Indonesians often live closely with their birds
Slamet Wibowo, 23, is said to have died at the city's hospital for infectious diseases last Thursday, after tests showed he had contracted the virus.
Samples of his blood are being sent to Hong Kong for confirmation at a World Health Organization (WHO) laboratory.
The deadly disease has already killed dozens of people across Asia, and led to millions of birds being culled.
There is so far no evidence of human-to-human transmission, but health officials fear that if the virus combines with the human influenza virus, it could become highly infectious and lead to a global flu pandemic.
Mr Wibowo registered positive for bird flu virus in both clinical and blood tests soon after being admitted to the hospital in Jakarta, spokesman Ilham Patu told the French news agency AFP.
He is known to have had direct contact with birds before becoming ill.
H5N1 BIRD FLU VIRUS
Principally an avian disease, first seen in humans in Hong Kong, 1997

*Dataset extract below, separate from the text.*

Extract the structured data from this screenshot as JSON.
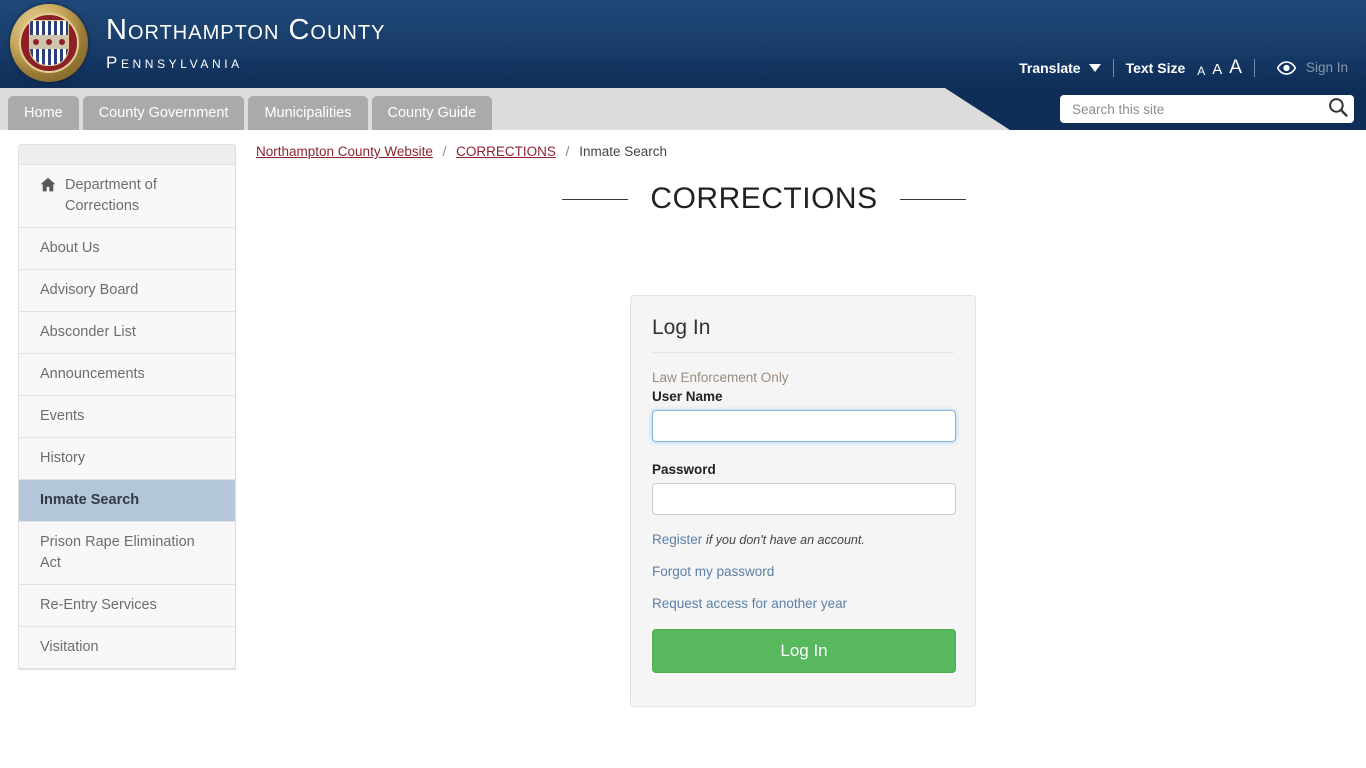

Almost all human cases thought to be contracted from birds
Isolated cases of human-to-human transmission in Hong Kong and Vietnam, but none confirmed
The WHO - which has its own testing procedures, separate from tests carried out by regional experts - has so far only confirmed four cases in Indonesia, three of whom have died.
But Mr Wibowo's death is the seventh reported by doctors in Jakarta, and there are also several other deaths which the authorities suspect could be due to bird flu.
More than 60 people in Indonesia are now either confirmed to be, or suspected of, suffering from the disease, according to Indonesian media reports.
Australian Foreign Minister Alexander Downer said on Wednesday that Australia would host a meeting of bird flu experts at the end of October, to discuss the rise of the disease.
"The objective of the meeting is to ensure a swift and co-ordinated regional response to contain any outbreak of avian influenza," Mr Downer told reporters.